## Records supplied
________________________

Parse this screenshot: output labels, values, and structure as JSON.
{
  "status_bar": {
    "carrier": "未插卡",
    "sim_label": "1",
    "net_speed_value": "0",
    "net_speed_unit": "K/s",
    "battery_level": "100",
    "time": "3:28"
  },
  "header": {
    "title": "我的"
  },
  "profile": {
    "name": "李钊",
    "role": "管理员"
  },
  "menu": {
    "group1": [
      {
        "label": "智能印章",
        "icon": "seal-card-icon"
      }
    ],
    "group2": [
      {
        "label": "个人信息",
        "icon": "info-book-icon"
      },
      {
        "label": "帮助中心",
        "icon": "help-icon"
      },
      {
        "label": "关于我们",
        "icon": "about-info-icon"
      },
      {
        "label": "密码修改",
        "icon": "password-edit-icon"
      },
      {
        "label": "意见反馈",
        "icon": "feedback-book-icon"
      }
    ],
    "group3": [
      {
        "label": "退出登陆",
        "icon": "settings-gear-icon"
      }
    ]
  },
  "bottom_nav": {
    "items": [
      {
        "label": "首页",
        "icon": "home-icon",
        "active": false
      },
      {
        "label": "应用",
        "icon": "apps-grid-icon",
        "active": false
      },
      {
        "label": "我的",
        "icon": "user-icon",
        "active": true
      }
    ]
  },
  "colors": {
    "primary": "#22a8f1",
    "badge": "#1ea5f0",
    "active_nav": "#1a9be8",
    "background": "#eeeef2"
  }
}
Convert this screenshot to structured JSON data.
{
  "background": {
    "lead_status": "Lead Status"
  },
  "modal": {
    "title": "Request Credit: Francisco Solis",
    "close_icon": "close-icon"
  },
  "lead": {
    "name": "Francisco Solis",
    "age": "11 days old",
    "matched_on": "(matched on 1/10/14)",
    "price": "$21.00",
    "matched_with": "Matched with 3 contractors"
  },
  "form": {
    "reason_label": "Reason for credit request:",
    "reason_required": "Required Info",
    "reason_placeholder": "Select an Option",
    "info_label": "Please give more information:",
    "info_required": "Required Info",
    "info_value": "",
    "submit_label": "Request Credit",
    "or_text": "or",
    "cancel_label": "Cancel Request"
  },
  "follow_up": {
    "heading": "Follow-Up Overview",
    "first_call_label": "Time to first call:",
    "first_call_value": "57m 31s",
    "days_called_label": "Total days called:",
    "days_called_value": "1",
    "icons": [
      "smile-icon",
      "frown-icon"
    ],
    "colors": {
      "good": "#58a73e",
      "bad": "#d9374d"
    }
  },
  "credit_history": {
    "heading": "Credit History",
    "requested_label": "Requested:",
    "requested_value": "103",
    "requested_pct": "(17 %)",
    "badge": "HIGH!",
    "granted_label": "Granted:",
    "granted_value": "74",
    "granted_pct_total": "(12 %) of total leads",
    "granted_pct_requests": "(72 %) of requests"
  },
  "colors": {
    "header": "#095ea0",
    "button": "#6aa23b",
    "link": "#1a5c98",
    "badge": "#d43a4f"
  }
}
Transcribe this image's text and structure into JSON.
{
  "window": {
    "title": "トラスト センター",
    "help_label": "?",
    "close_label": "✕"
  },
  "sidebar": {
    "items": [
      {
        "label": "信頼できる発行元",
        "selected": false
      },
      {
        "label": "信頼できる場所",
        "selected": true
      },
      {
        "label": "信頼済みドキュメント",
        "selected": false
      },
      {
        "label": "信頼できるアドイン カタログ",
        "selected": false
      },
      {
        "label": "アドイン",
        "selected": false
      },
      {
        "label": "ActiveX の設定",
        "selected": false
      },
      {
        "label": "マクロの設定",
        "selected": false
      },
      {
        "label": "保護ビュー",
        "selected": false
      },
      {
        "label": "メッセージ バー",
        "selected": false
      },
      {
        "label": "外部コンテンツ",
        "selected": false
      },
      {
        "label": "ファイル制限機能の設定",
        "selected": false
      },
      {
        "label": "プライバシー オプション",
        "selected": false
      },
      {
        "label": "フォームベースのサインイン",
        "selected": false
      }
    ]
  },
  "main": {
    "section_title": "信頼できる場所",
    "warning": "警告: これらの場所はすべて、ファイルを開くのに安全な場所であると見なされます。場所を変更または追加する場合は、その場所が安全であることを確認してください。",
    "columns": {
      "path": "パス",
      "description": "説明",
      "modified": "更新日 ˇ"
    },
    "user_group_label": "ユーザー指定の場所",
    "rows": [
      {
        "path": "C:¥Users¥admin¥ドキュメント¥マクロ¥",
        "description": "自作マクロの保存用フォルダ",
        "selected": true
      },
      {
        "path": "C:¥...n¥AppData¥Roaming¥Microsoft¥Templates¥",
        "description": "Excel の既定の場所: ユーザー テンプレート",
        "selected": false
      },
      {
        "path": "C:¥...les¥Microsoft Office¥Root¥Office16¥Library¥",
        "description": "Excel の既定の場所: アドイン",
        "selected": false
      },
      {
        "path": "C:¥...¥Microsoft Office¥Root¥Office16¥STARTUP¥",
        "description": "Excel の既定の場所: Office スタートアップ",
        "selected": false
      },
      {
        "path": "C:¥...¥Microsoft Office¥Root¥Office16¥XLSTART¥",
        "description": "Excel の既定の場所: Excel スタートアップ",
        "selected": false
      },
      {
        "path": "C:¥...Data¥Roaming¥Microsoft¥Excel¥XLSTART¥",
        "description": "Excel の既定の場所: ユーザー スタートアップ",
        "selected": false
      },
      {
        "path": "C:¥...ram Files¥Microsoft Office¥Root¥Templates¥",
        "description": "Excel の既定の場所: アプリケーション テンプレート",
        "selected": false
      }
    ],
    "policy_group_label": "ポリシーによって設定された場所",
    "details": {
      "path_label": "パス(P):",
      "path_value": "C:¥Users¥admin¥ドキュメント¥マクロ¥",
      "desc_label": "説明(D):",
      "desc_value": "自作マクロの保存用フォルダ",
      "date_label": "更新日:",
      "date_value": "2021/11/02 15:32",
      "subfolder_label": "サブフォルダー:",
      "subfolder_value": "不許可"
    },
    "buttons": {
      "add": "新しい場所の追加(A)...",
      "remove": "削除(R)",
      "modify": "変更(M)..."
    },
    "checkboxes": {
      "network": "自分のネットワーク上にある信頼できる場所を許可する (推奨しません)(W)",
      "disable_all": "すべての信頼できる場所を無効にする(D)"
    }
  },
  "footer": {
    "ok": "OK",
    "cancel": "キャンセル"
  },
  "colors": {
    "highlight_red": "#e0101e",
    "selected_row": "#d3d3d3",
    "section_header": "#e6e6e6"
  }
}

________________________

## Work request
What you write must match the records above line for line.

## The completed task
Parse this screenshot: output labels, values, and structure as JSON.
{
  "status_bar": {
    "carrier": "未插卡",
    "sim_label": "1",
    "net_speed_value": "0",
    "net_speed_unit": "K/s",
    "battery_level": "100",
    "time": "3:28"
  },
  "header": {
    "title": "我的"
  },
  "profile": {
    "name": "李钊",
    "role": "管理员"
  },
  "menu": {
    "group1": [
      {
        "label": "智能印章",
        "icon": "seal-card-icon"
      }
    ],
    "group2": [
      {
        "label": "个人信息",
        "icon": "info-book-icon"
      },
      {
        "label": "帮助中心",
        "icon": "help-icon"
      },
      {
        "label": "关于我们",
        "icon": "about-info-icon"
      },
      {
        "label": "密码修改",
        "icon": "password-edit-icon"
      },
      {
        "label": "意见反馈",
        "icon": "feedback-book-icon"
      }
    ],
    "group3": [
      {
        "label": "退出登陆",
        "icon": "settings-gear-icon"
      }
    ]
  },
  "bottom_nav": {
    "items": [
      {
        "label": "首页",
        "icon": "home-icon",
        "active": false
      },
      {
        "label": "应用",
        "icon": "apps-grid-icon",
        "active": false
      },
      {
        "label": "我的",
        "icon": "user-icon",
        "active": true
      }
    ]
  },
  "colors": {
    "primary": "#22a8f1",
    "badge": "#1ea5f0",
    "active_nav": "#1a9be8",
    "background": "#eeeef2"
  }
}
Convert this screenshot to structured JSON data.
{
  "background": {
    "lead_status": "Lead Status"
  },
  "modal": {
    "title": "Request Credit: Francisco Solis",
    "close_icon": "close-icon"
  },
  "lead": {
    "name": "Francisco Solis",
    "age": "11 days old",
    "matched_on": "(matched on 1/10/14)",
    "price": "$21.00",
    "matched_with": "Matched with 3 contractors"
  },
  "form": {
    "reason_label": "Reason for credit request:",
    "reason_required": "Required Info",
    "reason_placeholder": "Select an Option",
    "info_label": "Please give more information:",
    "info_required": "Required Info",
    "info_value": "",
    "submit_label": "Request Credit",
    "or_text": "or",
    "cancel_label": "Cancel Request"
  },
  "follow_up": {
    "heading": "Follow-Up Overview",
    "first_call_label": "Time to first call:",
    "first_call_value": "57m 31s",
    "days_called_label": "Total days called:",
    "days_called_value": "1",
    "icons": [
      "smile-icon",
      "frown-icon"
    ],
    "colors": {
      "good": "#58a73e",
      "bad": "#d9374d"
    }
  },
  "credit_history": {
    "heading": "Credit History",
    "requested_label": "Requested:",
    "requested_value": "103",
    "requested_pct": "(17 %)",
    "badge": "HIGH!",
    "granted_label": "Granted:",
    "granted_value": "74",
    "granted_pct_total": "(12 %) of total leads",
    "granted_pct_requests": "(72 %) of requests"
  },
  "colors": {
    "header": "#095ea0",
    "button": "#6aa23b",
    "link": "#1a5c98",
    "badge": "#d43a4f"
  }
}
Transcribe this image's text and structure into JSON.
{
  "window": {
    "title": "トラスト センター",
    "help_label": "?",
    "close_label": "✕"
  },
  "sidebar": {
    "items": [
      {
        "label": "信頼できる発行元",
        "selected": false
      },
      {
        "label": "信頼できる場所",
        "selected": true
      },
      {
        "label": "信頼済みドキュメント",
        "selected": false
      },
      {
        "label": "信頼できるアドイン カタログ",
        "selected": false
      },
      {
        "label": "アドイン",
        "selected": false
      },
      {
        "label": "ActiveX の設定",
        "selected": false
      },
      {
        "label": "マクロの設定",
        "selected": false
      },
      {
        "label": "保護ビュー",
        "selected": false
      },
      {
        "label": "メッセージ バー",
        "selected": false
      },
      {
        "label": "外部コンテンツ",
        "selected": false
      },
      {
        "label": "ファイル制限機能の設定",
        "selected": false
      },
      {
        "label": "プライバシー オプション",
        "selected": false
      },
      {
        "label": "フォームベースのサインイン",
        "selected": false
      }
    ]
  },
  "main": {
    "section_title": "信頼できる場所",
    "warning": "警告: これらの場所はすべて、ファイルを開くのに安全な場所であると見なされます。場所を変更または追加する場合は、その場所が安全であることを確認してください。",
    "columns": {
      "path": "パス",
      "description": "説明",
      "modified": "更新日 ˇ"
    },
    "user_group_label": "ユーザー指定の場所",
    "rows": [
      {
        "path": "C:¥Users¥admin¥ドキュメント¥マクロ¥",
        "description": "自作マクロの保存用フォルダ",
        "selected": true
      },
      {
        "path": "C:¥...n¥AppData¥Roaming¥Microsoft¥Templates¥",
        "description": "Excel の既定の場所: ユーザー テンプレート",
        "selected": false
      },
      {
        "path": "C:¥...les¥Microsoft Office¥Root¥Office16¥Library¥",
        "description": "Excel の既定の場所: アドイン",
        "selected": false
      },
      {
        "path": "C:¥...¥Microsoft Office¥Root¥Office16¥STARTUP¥",
        "description": "Excel の既定の場所: Office スタートアップ",
        "selected": false
      },
      {
        "path": "C:¥...¥Microsoft Office¥Root¥Office16¥XLSTART¥",
        "description": "Excel の既定の場所: Excel スタートアップ",
        "selected": false
      },
      {
        "path": "C:¥...Data¥Roaming¥Microsoft¥Excel¥XLSTART¥",
        "description": "Excel の既定の場所: ユーザー スタートアップ",
        "selected": false
      },
      {
        "path": "C:¥...ram Files¥Microsoft Office¥Root¥Templates¥",
        "description": "Excel の既定の場所: アプリケーション テンプレート",
        "selected": false
      }
    ],
    "policy_group_label": "ポリシーによって設定された場所",
    "details": {
      "path_label": "パス(P):",
      "path_value": "C:¥Users¥admin¥ドキュメント¥マクロ¥",
      "desc_label": "説明(D):",
      "desc_value": "自作マクロの保存用フォルダ",
      "date_label": "更新日:",
      "date_value": "2021/11/02 15:32",
      "subfolder_label": "サブフォルダー:",
      "subfolder_value": "不許可"
    },
    "buttons": {
      "add": "新しい場所の追加(A)...",
      "remove": "削除(R)",
      "modify": "変更(M)..."
    },
    "checkboxes": {
      "network": "自分のネットワーク上にある信頼できる場所を許可する (推奨しません)(W)",
      "disable_all": "すべての信頼できる場所を無効にする(D)"
    }
  },
  "footer": {
    "ok": "OK",
    "cancel": "キャンセル"
  },
  "colors": {
    "highlight_red": "#e0101e",
    "selected_row": "#d3d3d3",
    "section_header": "#e6e6e6"
  }
}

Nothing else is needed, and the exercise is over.